Secret Societies of All Ages: Vol 2 - Charles Heckethorn

XIV. Freemasonry in France

430. Introduction into France.—Freemasonry was introduced into France by the partisans of James and the Pretender, as a possible means of reseating the Stuart family on the English throne. Not satisfied with turning masonic rites to unforeseen and illegitimate uses, new degrees were added to those already existing, such as those of "Irish Master," "Perfect Irish Master," and "Puissant Irish Master," and by promises of the revelation of great secrets, and leading them to believe that Freemasons were the successors of the Knights Templars, the nobility of the kingdom were attracted towards the Order, and liberally supported it with their means and influence. The first lodge established in France was that of Dunkirk (1721), under the title of "Friendship and Fraternity." The second, whose name has not been handed down, was founded in Paris in 1725 by Lord Derwentwater. Other followers of the Pretender established other lodges, of all which Lord Derwentwater was the grand master, until that nobleman lost his life for his devotion to the cause of the Stuarts in 1746.

431. Chevalier Ramsay.—The Chevalier Ramsay, also a devoted adherent of the house of Stuart, endeavoured more effectually to carry out the views of his predecessors, and in 1730 attempted in London to lay the basis of a masonic reform, according to which the masonic legend referred to the violent death of Charles I., while Cromwell and his partisans represented the assassins to be condemned in the lodge. He therefore proposed to the Grand Lodge of England to substitute in the place of the first three degrees those of Scotch Mason, Novice, and Knight of the Temple, which he pretended to be the only true and ancient ones, having their administrative centre in the Lodge of St. Andrew at Edinburgh. But the Grand Lodge at once rejected his views, whose objects it perceived. Ramsay went to Paris, where he met with great success. His system gave rise to those higher degrees which have since then been known by the name of the Ancient Scotch rite. Many of these innovations made up for their want of consistency with masonic traditions by splendour of external decorations and gorgeousness of ceremonies. But the hautes grades of the French, and the philosophic degrees of the Ancient Scotch rite, are not innovations, but illustrations of pure symbolic Masonry.

432. Philosophical Rites.—Philosophy indeed began to insinuate itself into Masonry, simplifying the rites and purifying its doctrines. Among the philosophic degrees then introduced, that of the "Knights of the Sun" is noteworthy. Its declared scope was to advocate natural, in opposition to revealed, religion. There is but one light in the lodge, which shines from behind a globe of water, to represent the sun. It has some resemblance to the "Sublime Knight Elected." But, on the other hand, by these innovations systems multiplied, and the Order served as a pretext and defence of institutions having no connection with Masonry. Cabala, magic, conjuration, divination, alchemy, and demonology were taught in the lodges. These abuses led to the establishment of an administrative centre at Arras in 1747. Another was founded at Marseilles in 1751. Three years afterwards the Chevalier de Bonneville founded in Paris a chapter of the high degrees, with the title, afterwards become famous, of the "Chapter of Clermont," and lodged it in a sumptuous palace built by him in a suburb of Paris. The system adopted was to some extent that of Ramsay. Another chapter, in opposition to his, was founded in 1762, with the title of "Council of the Knights of the East." In 1766, the Baron Tschudy founded the Order of the "Blazing Star," in which ideas derived from the Temple and the Jesuits were strangely intermingled.

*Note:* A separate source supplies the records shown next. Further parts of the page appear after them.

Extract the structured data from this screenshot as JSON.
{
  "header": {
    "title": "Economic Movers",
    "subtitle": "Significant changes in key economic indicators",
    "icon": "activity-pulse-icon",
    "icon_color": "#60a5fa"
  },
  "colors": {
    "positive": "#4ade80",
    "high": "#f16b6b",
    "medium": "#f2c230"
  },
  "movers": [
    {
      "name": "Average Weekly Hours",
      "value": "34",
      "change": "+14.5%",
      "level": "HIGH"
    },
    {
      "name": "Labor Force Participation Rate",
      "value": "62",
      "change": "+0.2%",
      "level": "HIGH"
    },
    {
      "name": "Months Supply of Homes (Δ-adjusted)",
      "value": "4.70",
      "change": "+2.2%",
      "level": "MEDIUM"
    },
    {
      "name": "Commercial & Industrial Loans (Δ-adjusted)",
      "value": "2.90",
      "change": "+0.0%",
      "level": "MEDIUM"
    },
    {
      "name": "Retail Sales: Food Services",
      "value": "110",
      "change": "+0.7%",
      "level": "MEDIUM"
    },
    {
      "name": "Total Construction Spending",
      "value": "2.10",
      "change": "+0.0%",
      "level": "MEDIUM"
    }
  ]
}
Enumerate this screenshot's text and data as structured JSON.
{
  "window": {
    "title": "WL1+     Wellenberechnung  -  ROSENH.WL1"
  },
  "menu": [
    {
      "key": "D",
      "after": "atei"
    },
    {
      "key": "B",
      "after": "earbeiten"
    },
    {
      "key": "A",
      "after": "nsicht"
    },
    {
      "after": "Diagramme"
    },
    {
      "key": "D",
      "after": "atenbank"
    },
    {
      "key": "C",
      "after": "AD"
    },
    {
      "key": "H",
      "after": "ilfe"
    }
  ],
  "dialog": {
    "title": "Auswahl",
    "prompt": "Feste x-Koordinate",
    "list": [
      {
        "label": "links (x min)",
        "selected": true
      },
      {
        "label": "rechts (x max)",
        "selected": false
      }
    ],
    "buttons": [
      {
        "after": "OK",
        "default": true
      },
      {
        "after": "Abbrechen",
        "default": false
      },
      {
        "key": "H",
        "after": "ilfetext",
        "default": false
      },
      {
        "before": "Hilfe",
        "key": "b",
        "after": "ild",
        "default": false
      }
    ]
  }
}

433. The Duke de Chartres.—Freemasonry in France was not without influence on the Revolution. The Duke de Chartres having been elected grand master, all the lodges were united under the Grand Orient; hence the immense influence he afterwards wielded. The mode of his initiation is thus related: Before becoming grand master he was received into the degree of Knight of Kadosh. Five brethren introduced him into a hall, representing a grotto strewn with human bones, and lighted up with sepulchral lamps. In one of the angles was a lay figure covered with royal insignia. The introducers bade him lie down on the ground like one dead, naming the degrees through which he had already passed, and repeating the former oaths. Afterwards, they extolled the degree into which he was about to be received. Having bidden him to rise, he was made to ascend a high ladder, and to throw himself from the top. Having then armed him with a dagger, they commanded him to strike the crowned figure, and a liquid resembling blood spurted from the wound over his hands and clothes. He was then told to cut off the head of the figure. Finally, he was informed that the bones with which the cave was strewn came from the body of James Molay, Grand Master of the Order of the Temple, and that the man whom he had stabbed was Philip the Fair, King of France. The Grand Orient was established in a mansion formerly belonging to the Jesuits in Paris, and became a revolutionary centre. The share the Grand Orient, the tool of the Duke de Chartres, took in the events of the French Revolution is matter of public history.